Copy out each line of the data below in which the string "address" appears.

+++ Exercise materials +++

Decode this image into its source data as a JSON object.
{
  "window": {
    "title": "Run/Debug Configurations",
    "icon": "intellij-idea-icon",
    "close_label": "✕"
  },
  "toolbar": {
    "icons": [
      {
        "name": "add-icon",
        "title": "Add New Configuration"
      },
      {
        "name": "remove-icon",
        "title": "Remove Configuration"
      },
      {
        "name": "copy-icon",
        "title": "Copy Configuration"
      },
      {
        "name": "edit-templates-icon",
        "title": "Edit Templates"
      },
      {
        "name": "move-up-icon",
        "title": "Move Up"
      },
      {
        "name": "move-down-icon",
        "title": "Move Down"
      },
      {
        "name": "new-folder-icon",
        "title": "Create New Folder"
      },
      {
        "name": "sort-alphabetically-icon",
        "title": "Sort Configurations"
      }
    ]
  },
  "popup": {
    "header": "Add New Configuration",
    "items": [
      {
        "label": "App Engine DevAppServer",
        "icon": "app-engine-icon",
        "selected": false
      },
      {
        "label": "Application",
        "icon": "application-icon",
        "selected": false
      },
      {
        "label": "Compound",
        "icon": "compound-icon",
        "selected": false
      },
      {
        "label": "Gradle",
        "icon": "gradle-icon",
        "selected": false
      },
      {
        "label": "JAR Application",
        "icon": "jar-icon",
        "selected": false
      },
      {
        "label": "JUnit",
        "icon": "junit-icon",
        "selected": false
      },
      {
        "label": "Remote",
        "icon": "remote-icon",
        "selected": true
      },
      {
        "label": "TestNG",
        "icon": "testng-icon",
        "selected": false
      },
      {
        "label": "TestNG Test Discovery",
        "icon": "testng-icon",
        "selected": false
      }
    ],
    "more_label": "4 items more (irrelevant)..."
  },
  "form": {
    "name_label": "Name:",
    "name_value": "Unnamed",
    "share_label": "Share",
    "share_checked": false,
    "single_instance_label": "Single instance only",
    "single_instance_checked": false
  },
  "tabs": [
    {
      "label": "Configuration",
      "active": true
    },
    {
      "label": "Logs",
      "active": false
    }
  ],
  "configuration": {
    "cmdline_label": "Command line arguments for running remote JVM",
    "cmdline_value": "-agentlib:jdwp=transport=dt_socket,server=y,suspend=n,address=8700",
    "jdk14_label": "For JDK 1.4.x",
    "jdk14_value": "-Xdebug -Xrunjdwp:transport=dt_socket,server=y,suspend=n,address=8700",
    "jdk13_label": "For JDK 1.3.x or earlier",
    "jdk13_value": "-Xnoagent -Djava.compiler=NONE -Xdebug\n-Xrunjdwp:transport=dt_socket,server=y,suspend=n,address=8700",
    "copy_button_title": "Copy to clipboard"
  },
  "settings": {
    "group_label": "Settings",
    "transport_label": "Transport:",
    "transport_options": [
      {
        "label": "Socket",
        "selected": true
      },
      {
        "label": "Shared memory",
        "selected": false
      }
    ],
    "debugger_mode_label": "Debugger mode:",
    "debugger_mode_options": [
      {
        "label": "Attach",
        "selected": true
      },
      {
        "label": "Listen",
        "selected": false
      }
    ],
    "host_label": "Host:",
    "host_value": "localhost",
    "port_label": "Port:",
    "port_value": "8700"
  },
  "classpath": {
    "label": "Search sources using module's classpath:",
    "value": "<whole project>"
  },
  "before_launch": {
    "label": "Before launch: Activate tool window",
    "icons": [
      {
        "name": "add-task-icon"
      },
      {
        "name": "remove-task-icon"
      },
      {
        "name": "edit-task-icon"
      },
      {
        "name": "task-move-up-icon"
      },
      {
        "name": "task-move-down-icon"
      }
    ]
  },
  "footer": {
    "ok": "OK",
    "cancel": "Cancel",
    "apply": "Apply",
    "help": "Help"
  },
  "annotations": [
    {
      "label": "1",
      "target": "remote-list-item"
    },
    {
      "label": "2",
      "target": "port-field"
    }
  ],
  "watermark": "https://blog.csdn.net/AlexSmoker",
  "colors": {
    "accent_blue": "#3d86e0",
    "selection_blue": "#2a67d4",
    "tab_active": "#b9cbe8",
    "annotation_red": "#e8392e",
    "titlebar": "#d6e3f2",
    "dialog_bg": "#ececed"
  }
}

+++

* _Response box_
    "cmdline_value": "-agentlib:jdwp=transport=dt_socket,server=y,suspend=n,address=8700",
    "jdk14_value": "-Xdebug -Xrunjdwp:transport=dt_socket,server=y,suspend=n,address=8700",
    "jdk13_value": "-Xnoagent -Djava.compiler=NONE -Xdebug\n-Xrunjdwp:transport=dt_socket,server=y,suspend=n,address=8700",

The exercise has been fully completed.